On Sunday, around 200 marchers taking part in Portland’s 3rd annual Slutwalk enthusiastically chanted, “whatever we wear, wherever we go, yes means yes and no means no” as their party wove through the mostly empty streets of downtown. The contrast between the colorful, passionate and often topless protesters and the starchy clean, empty sidewalks gave another chant, “shatter the silence, stop the violence” a more resonant tone.
This was a group of mostly women making their stand against the broad cultural passivity towards sexual violence, victim blaming, and the denigration of women. The absence of a large street audience (the Portland financial district on a Sunday afternoon is never a very active place) did not appear to diminish the conviction of the protesters.
Slutwalk is an international movement that began in Canada in 2011 in response to a Toronto police officer advising women to “avoid dressing like sluts” in order to deter rapists. Since then, “Slutwalks” have been held across the globe in cities such as London, Buenos Aires and Singapore. Portland’s march may not be the most visible in the world, but it demonstrated solidarity for those who wanted this conversation to be held in this city.
The speeches from organizers and supporters at the South Park Blocks before and after the march were clearly the more substantial part of the protest. The crowd of mostly women of all ages listened to stories about harassment, sexual violence, experiences from the trans community, and a quick lesson in consent by a representative from Sex Positive Portland.
Elle Stanger, one of the organizers and featured speakers, stepped up to the microphone in unexpected apparel considering the event: unrevealing street clothes. This, she explained, is exactly what she was wearing the last time she was harassed by men on the street. It happened two days ago while she was carrying groceries.
“…that’s my point. I’m never asking for it. Whether I’m standing on a street corner, riding a bus, driving a car, or breastfeeding in public. In a swimsuit, or in pants and a vest. And it never matters what I’m wearing when I’m harassed, I know that it just shouldn’t happen. And that’s what Slutwalk means to me,” Stanger said in an emailed statement that reflected what she said at the event.
There have plenty of detractors to Slutwalk, which was bound to happen after its sudden rise as a global movement. There have been debates over whether the approach of women marching topless will bring the right kind of attention, whether the basic tenets of the movement are correct, or even whether the name of the movement itself inherently excludes others.
Many of these detractors are against the tone of “slutwalk.” Many don’t like that encourages female sexuality or “promiscuity,” or that it might suggest that misandry is an appropriate response to harassment and sexual violence (which is mostly perpetrated by men). I saw no man-hating at this event, and I think the claims that Slutwalk uses naked female bodies to gain media attention are missing the very simple point that the women in Portland were trying to make:

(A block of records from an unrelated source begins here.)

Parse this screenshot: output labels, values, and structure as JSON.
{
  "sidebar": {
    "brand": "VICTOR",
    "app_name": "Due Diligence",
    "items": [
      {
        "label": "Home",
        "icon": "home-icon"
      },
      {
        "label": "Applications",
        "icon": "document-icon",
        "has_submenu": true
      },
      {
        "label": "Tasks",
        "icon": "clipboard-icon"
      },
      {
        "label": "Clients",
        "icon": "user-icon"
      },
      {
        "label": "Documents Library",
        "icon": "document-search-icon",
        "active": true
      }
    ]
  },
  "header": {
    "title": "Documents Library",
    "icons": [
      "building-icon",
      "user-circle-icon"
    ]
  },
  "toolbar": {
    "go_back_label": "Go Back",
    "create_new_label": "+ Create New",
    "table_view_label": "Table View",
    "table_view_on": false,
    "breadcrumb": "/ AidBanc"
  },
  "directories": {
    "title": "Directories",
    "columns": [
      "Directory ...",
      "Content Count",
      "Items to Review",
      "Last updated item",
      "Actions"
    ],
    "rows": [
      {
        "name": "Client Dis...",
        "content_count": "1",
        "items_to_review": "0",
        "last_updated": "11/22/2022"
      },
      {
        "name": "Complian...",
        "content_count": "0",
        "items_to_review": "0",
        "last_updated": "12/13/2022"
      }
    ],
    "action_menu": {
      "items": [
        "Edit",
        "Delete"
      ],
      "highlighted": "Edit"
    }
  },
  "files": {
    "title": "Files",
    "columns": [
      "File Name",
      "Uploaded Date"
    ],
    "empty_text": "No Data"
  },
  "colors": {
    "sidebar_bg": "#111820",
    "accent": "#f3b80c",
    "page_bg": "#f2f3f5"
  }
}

Boobs are great. Assault and harassment are not and there are no excuses to do either.